  • Avoiding activities or substances that are known to be addictive.
  • Eating for pleasure on occasion, but making most of your food choices for health rather than pleasure.
  • Making wise choices about entertainment (books, movies, games etc) so that your mind is not constantly distracted by thoughts of seeking more entertainment.
  • Observing your wants versus your needs.

When seeking pleasure, consider activities that are good for your health or wellbeing as well as being pleasurable. Walking in nature or getting a restorative massage could fit this description if used in moderation.

Yama 5: Non-Collection (Aparigraha)

We live in a world where materialism is encouraged. We constantly receive suggestions that owning more will make us happier – more clothes or shoes, more gadgets, bigger houses and fancier cars.

Aparigraha encourages us to reject this urge to own more things. It also urges us to feel less possessive about the things and people in our lives. This is closely related to the feeling of jealousy, so Aparigraha suggests that we should not act on our feelings of jealousy, but instead learn to find contentment in a simpler life.

How to practice Non-Collection (Aparigraha)

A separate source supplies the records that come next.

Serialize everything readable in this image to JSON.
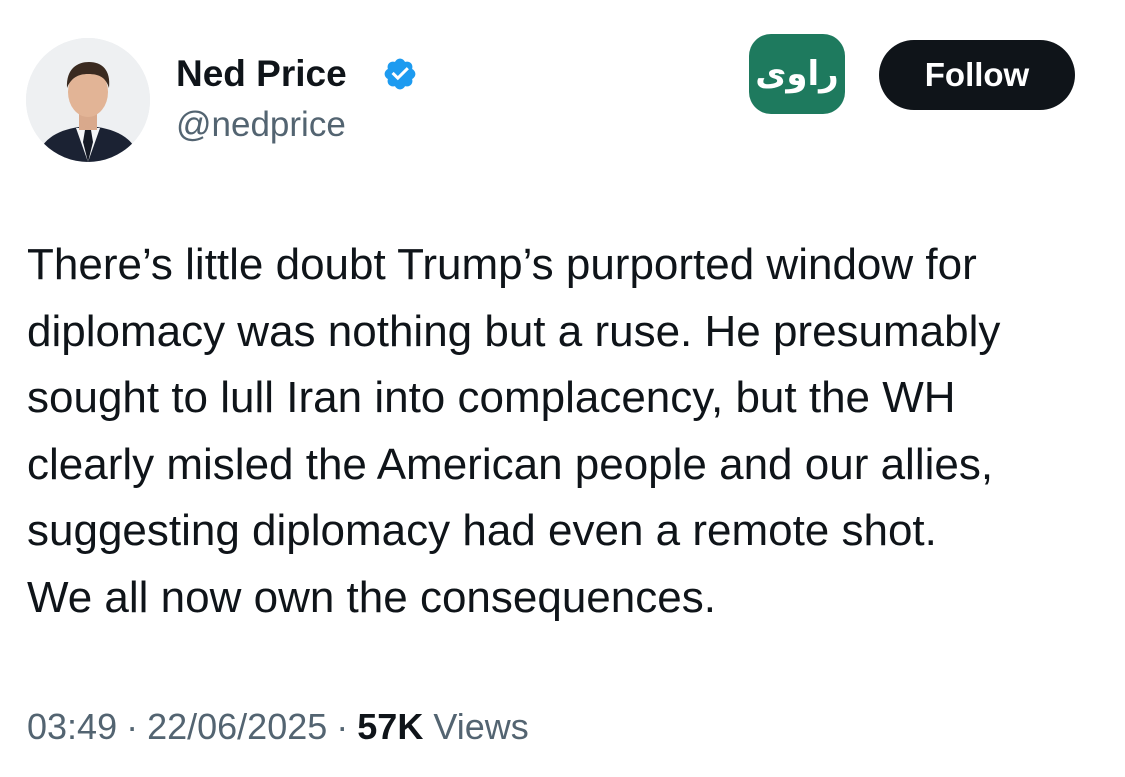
{
  "author": {
    "name": "Ned Price",
    "handle": "@nedprice",
    "verified_icon": "verified-badge-icon",
    "badge_color": "#1d9bf0"
  },
  "brand_logo": {
    "text": "راوی",
    "background": "#1e7a5e"
  },
  "follow_label": "Follow",
  "tweet_lines": [
    "There’s little doubt Trump’s purported window for",
    "diplomacy was nothing but a ruse. He presumably",
    "sought to lull Iran into complacency, but the WH",
    "clearly misled the American people and our allies,",
    "suggesting diplomacy had even a remote shot.",
    "We all now own the consequences."
  ],
  "meta": {
    "time": "03:49",
    "separator": "·",
    "date": "22/06/2025",
    "views_count": "57K",
    "views_label": "Views"
  },
  "colors": {
    "text_primary": "#0f1419",
    "text_secondary": "#536471",
    "button_bg": "#0f1419"
  }
}
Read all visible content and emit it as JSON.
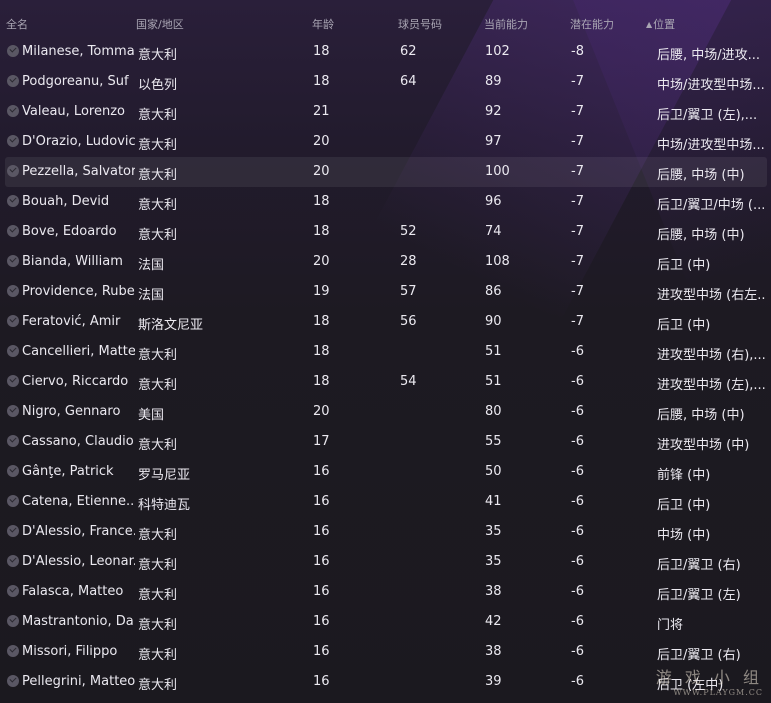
{
  "columns": {
    "name": "全名",
    "nationality": "国家/地区",
    "age": "年龄",
    "squad_number": "球员号码",
    "current_ability": "当前能力",
    "potential_ability": "潜在能力",
    "position": "位置",
    "sort_icon": "▲"
  },
  "rows": [
    {
      "name": "Milanese, Tomma...",
      "nationality": "意大利",
      "age": "18",
      "number": "62",
      "ca": "102",
      "pa": "-8",
      "position": "后腰, 中场/进攻..."
    },
    {
      "name": "Podgoreanu, Suf",
      "nationality": "以色列",
      "age": "18",
      "number": "64",
      "ca": "89",
      "pa": "-7",
      "position": "中场/进攻型中场..."
    },
    {
      "name": "Valeau, Lorenzo",
      "nationality": "意大利",
      "age": "21",
      "number": "",
      "ca": "92",
      "pa": "-7",
      "position": "后卫/翼卫 (左),..."
    },
    {
      "name": "D'Orazio, Ludovico",
      "nationality": "意大利",
      "age": "20",
      "number": "",
      "ca": "97",
      "pa": "-7",
      "position": "中场/进攻型中场..."
    },
    {
      "name": "Pezzella, Salvatore",
      "nationality": "意大利",
      "age": "20",
      "number": "",
      "ca": "100",
      "pa": "-7",
      "position": "后腰, 中场 (中)"
    },
    {
      "name": "Bouah, Devid",
      "nationality": "意大利",
      "age": "18",
      "number": "",
      "ca": "96",
      "pa": "-7",
      "position": "后卫/翼卫/中场 (..."
    },
    {
      "name": "Bove, Edoardo",
      "nationality": "意大利",
      "age": "18",
      "number": "52",
      "ca": "74",
      "pa": "-7",
      "position": "后腰, 中场 (中)"
    },
    {
      "name": "Bianda, William",
      "nationality": "法国",
      "age": "20",
      "number": "28",
      "ca": "108",
      "pa": "-7",
      "position": "后卫 (中)"
    },
    {
      "name": "Providence, Ruben",
      "nationality": "法国",
      "age": "19",
      "number": "57",
      "ca": "86",
      "pa": "-7",
      "position": "进攻型中场 (右左..."
    },
    {
      "name": "Feratović, Amir",
      "nationality": "斯洛文尼亚",
      "age": "18",
      "number": "56",
      "ca": "90",
      "pa": "-7",
      "position": "后卫 (中)"
    },
    {
      "name": "Cancellieri, Matteo",
      "nationality": "意大利",
      "age": "18",
      "number": "",
      "ca": "51",
      "pa": "-6",
      "position": "进攻型中场 (右),..."
    },
    {
      "name": "Ciervo, Riccardo",
      "nationality": "意大利",
      "age": "18",
      "number": "54",
      "ca": "51",
      "pa": "-6",
      "position": "进攻型中场 (左),..."
    },
    {
      "name": "Nigro, Gennaro",
      "nationality": "美国",
      "age": "20",
      "number": "",
      "ca": "80",
      "pa": "-6",
      "position": "后腰, 中场 (中)"
    },
    {
      "name": "Cassano, Claudio",
      "nationality": "意大利",
      "age": "17",
      "number": "",
      "ca": "55",
      "pa": "-6",
      "position": "进攻型中场 (中)"
    },
    {
      "name": "Gânţe, Patrick",
      "nationality": "罗马尼亚",
      "age": "16",
      "number": "",
      "ca": "50",
      "pa": "-6",
      "position": "前锋 (中)"
    },
    {
      "name": "Catena, Etienne...",
      "nationality": "科特迪瓦",
      "age": "16",
      "number": "",
      "ca": "41",
      "pa": "-6",
      "position": "后卫 (中)"
    },
    {
      "name": "D'Alessio, France...",
      "nationality": "意大利",
      "age": "16",
      "number": "",
      "ca": "35",
      "pa": "-6",
      "position": "中场 (中)"
    },
    {
      "name": "D'Alessio, Leonar...",
      "nationality": "意大利",
      "age": "16",
      "number": "",
      "ca": "35",
      "pa": "-6",
      "position": "后卫/翼卫 (右)"
    },
    {
      "name": "Falasca, Matteo",
      "nationality": "意大利",
      "age": "16",
      "number": "",
      "ca": "38",
      "pa": "-6",
      "position": "后卫/翼卫 (左)"
    },
    {
      "name": "Mastrantonio, Da...",
      "nationality": "意大利",
      "age": "16",
      "number": "",
      "ca": "42",
      "pa": "-6",
      "position": "门将"
    },
    {
      "name": "Missori, Filippo",
      "nationality": "意大利",
      "age": "16",
      "number": "",
      "ca": "38",
      "pa": "-6",
      "position": "后卫/翼卫 (右)"
    },
    {
      "name": "Pellegrini, Matteo",
      "nationality": "意大利",
      "age": "16",
      "number": "",
      "ca": "39",
      "pa": "-6",
      "position": "后卫 (左中)"
    }
  ],
  "selected_row": 4,
  "watermark": {
    "title": "游 戏 小 组",
    "url": "WWW.PLAYGM.CC"
  },
  "colors": {
    "background": "#1c1922",
    "row_selected": "rgba(255,255,255,0.07)",
    "header_text": "#a9a5b3",
    "row_text": "#ebe9f0"
  }
}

Begin by contemplating what you possess, why you possess those things, and how you feel about them. Do you cling to possessions out of fear of losing them? If so, you might reduce your openness to receiving other things that might be more important to your wellbeing.

Ideas to consider include:

  • Before acquiring a new item (shoes, a streaming subscription, a car), ask yourself if you really need it. Do you already have enough? Do you need the new thing now or could it wait?
  • Understand that possessiveness also applies to people. Learning how to manage and reduce possessive feelings will lead to healthier relationships.
  • Make good use of the things in your possession, without becoming emotionally attached to the ownership or outcome. This will likely lead to less need for more possessions.
  • Take care of items equally well regardless of whether they are your possession or belong to someone else.

Living the Yamas

Practicing the Yamas is deeply rooted in contemplating the concepts and assessing how they apply in your life. Much of the benefit depends on altered thought processes more than altered behaviour. If your contemplation reveals areas you wish to make changes in, remember to make changes slowly and gently. Reflect on your progress with kindness and generosity.

Striving to improve our awareness and stimulate inner growth can be very challenging. There may be aspects you think you understand now, that you will understand very differently in a few years. It will be an evolving process, and you will find deeper layers as your inner character strengthens and grows.